|4092213||May 30, 1978||Nishimura|
|4147589||April 3, 1979||Roman et al.|
|4288898||September 15, 1981||Adcock|
|4338159||July 6, 1982||Martin|
|4369161||January 18, 1983||Martin|
|4423002||December 27, 1983||Wiart et al.|
|4472348||September 18, 1984||Desfontaines|
|4484093||November 20, 1984||Smith|
|4518559||May 21, 1985||Fischer et al.|
|5276719||January 4, 1994||Batheja et al.|
|5428873||July 4, 1995||Hitchcock et al.|
|5517536||May 14, 1996||Golberg et al.|
|5778034||July 7, 1998||Tani|
|8571162||October 29, 2013||Maruyama et al.|
|8757065||June 24, 2014||Fjerstad et al.|
|8811562||August 19, 2014||DeSantis|
|8915161||December 23, 2014||Akatsuka et al.|
|9305669||April 5, 2016||Hyde|
|9336910||May 10, 2016||Shargots et al.|
|20150255178||September 10, 2015||Tsuchiya et al.|
|3 016 075||July 2015||FR|

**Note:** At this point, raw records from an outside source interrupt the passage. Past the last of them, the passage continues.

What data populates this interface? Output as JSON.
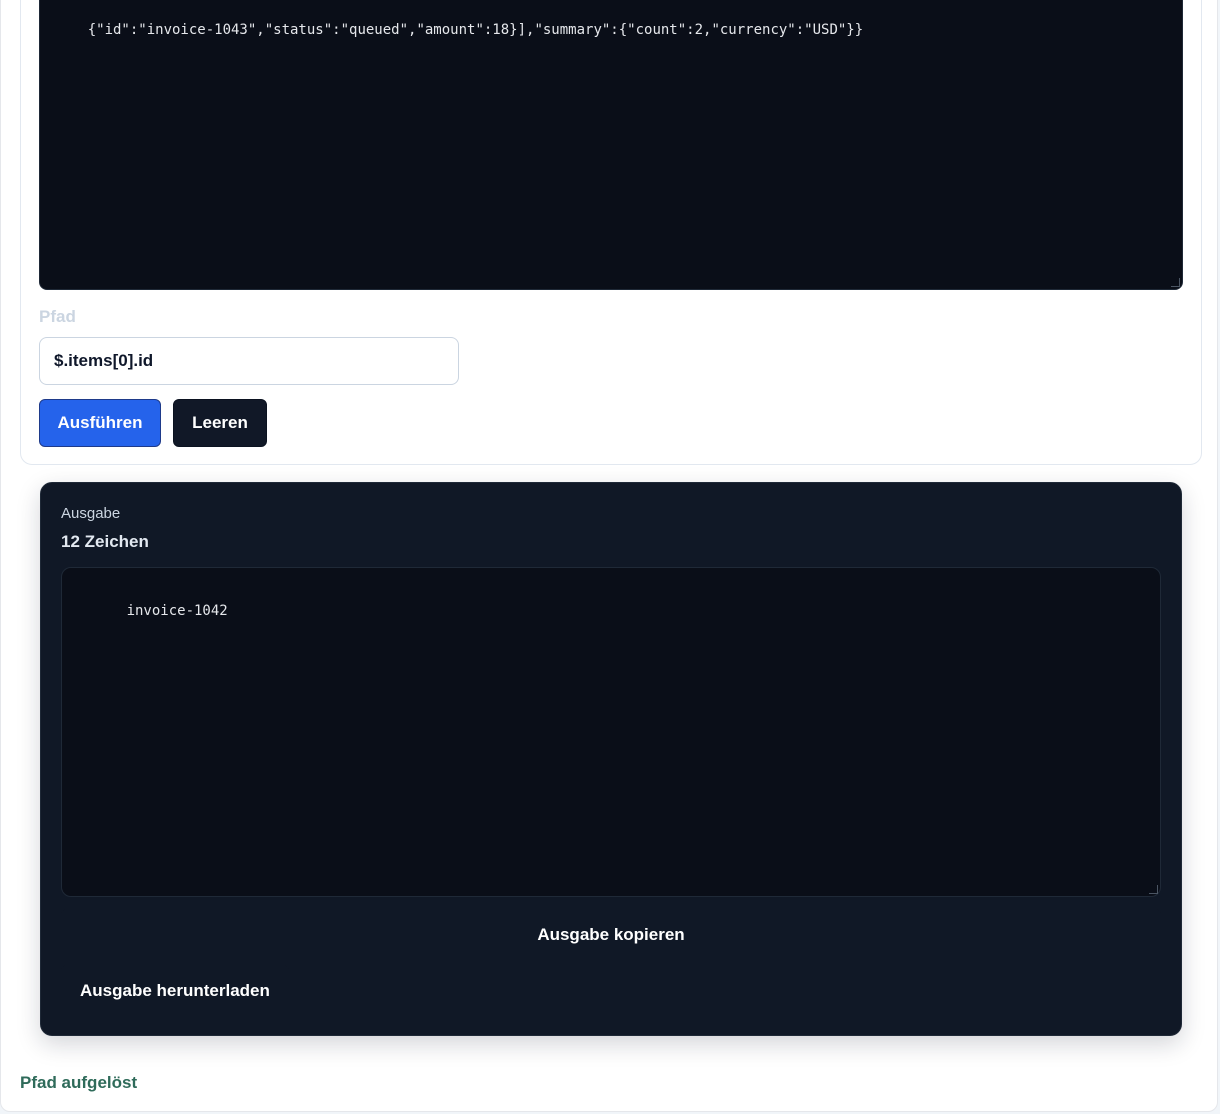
{
  "input": {
    "json_text": "{\"id\":\"invoice-1043\",\"status\":\"queued\",\"amount\":18}],\"summary\":{\"count\":2,\"currency\":\"USD\"}}"
  },
  "path": {
    "label": "Pfad",
    "value": "$.items[0].id"
  },
  "actions": {
    "run_label": "Ausführen",
    "clear_label": "Leeren"
  },
  "output": {
    "label": "Ausgabe",
    "char_count": "12 Zeichen",
    "result_text": "invoice-1042",
    "copy_label": "Ausgabe kopieren",
    "download_label": "Ausgabe herunterladen"
  },
  "status": {
    "message": "Pfad aufgelöst",
    "color": "#2f6b5a"
  },
  "colors": {
    "primary": "#2563eb",
    "dark_button": "#111827",
    "code_background": "#0a0e18",
    "output_panel": "#101826"
  }
}
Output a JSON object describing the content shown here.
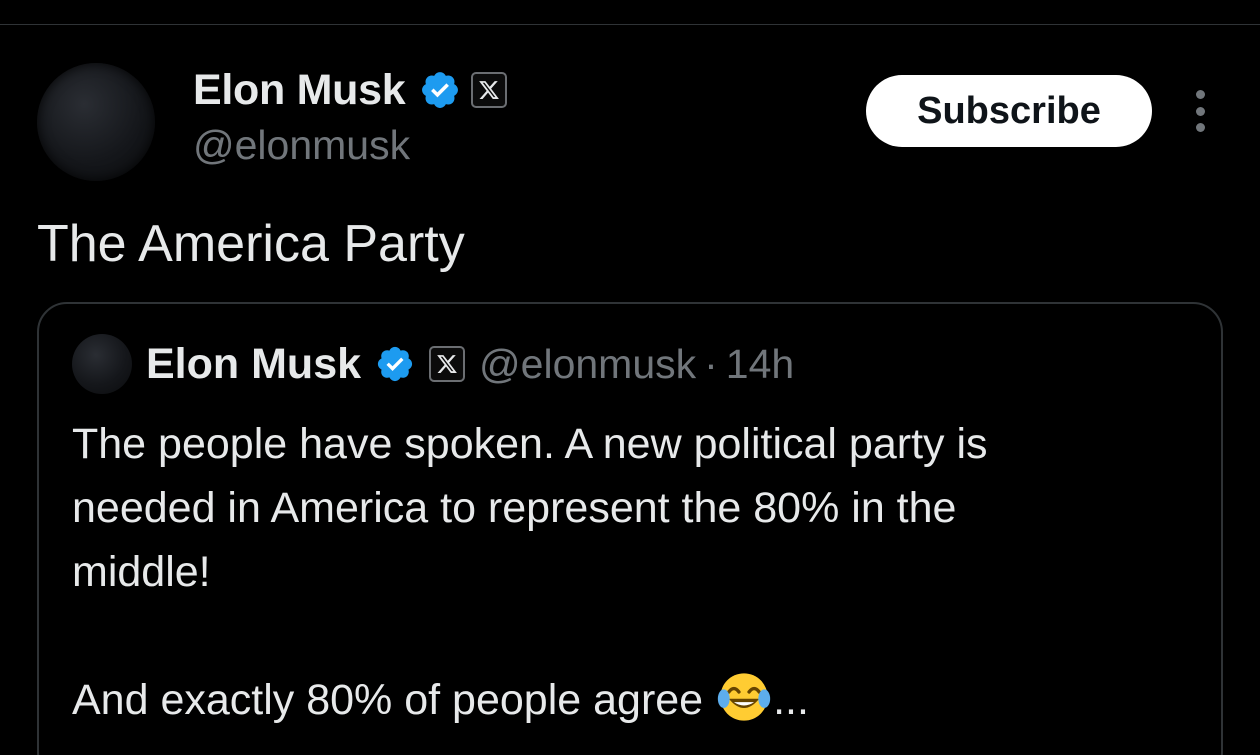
{
  "post": {
    "author_name": "Elon Musk",
    "author_handle": "@elonmusk",
    "subscribe_label": "Subscribe",
    "text": "The America Party",
    "avatar_icon": "avatar-dark-sphere",
    "verified_icon": "verified-badge-icon",
    "affiliate_icon": "x-logo-icon",
    "more_icon": "more-vertical-icon"
  },
  "quoted_post": {
    "author_name": "Elon Musk",
    "author_handle": "@elonmusk",
    "separator": "·",
    "timestamp": "14h",
    "lines": [
      "The people have spoken. A new political party is",
      "needed in America to represent the 80% in the",
      "middle!"
    ],
    "last_line_before_emoji": "And exactly 80% of people agree ",
    "emoji_icon": "face-with-tears-of-joy-emoji",
    "last_line_after_emoji": "..."
  },
  "colors": {
    "background": "#000000",
    "text_primary": "#e7e9ea",
    "text_secondary": "#71767b",
    "verified_blue": "#1d9bf0",
    "border": "#2f3336",
    "button_bg": "#ffffff",
    "button_text": "#0f1419"
  }
}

|927 522||May 1963||GB|
- Yoritsune et al., “In-vessel Type Control Rod Drive Mechanism Using Magnetic Force Latching for a Very Small Reactor,” Aug. 2002, J. Nuc. Sci. & Tech., vol. 39, No. 8, pp. 913-922.
- International Invitation to pay additional fees issued in connection with corresponding PCT Application No. PCT/US2017/041808 dated May 4, 2018.
- International Search Report and Written Opinion issued in connection with corresponding PCT Application No. PCT/US2017/041808 dated Jul. 5, 2018.
- Morgan, K.A., et al., Isolated rod couplings for use in a nuclear reactor control rod drive, GE co-pending U.S. Appl. No. 62/361,625, filed Jul. 13, 2016.
- Morgan, K.A., et al., Isolated rod couplings for use in a nuclear reactor control rod drive, GE co-pending U.S. Appl. No. 62/361,628, filed Jul. 13, 2016.
Filed: Jul 11, 2017
Date of Patent: Sep 8, 2020
Patent Publication Number: 20180019028
Assignee: GE-HITACHI NUCLEAR ENERGY AMERICAS LLC (Wilmington, NC)
Inventors: Kenneth A. Morgan (Wilmington, NC), David L. Major (Wilmington, NC), Randy M. Brown (Wilmington, NC), Gerald A. Deaver (Wilmington, NC)
Primary Examiner: Sharon M Davis
Application Number: 15/646,117
International Classification: G21C 7/14 (20060101); G21C 7/12 (20060101); F16B 1/00 (20060101);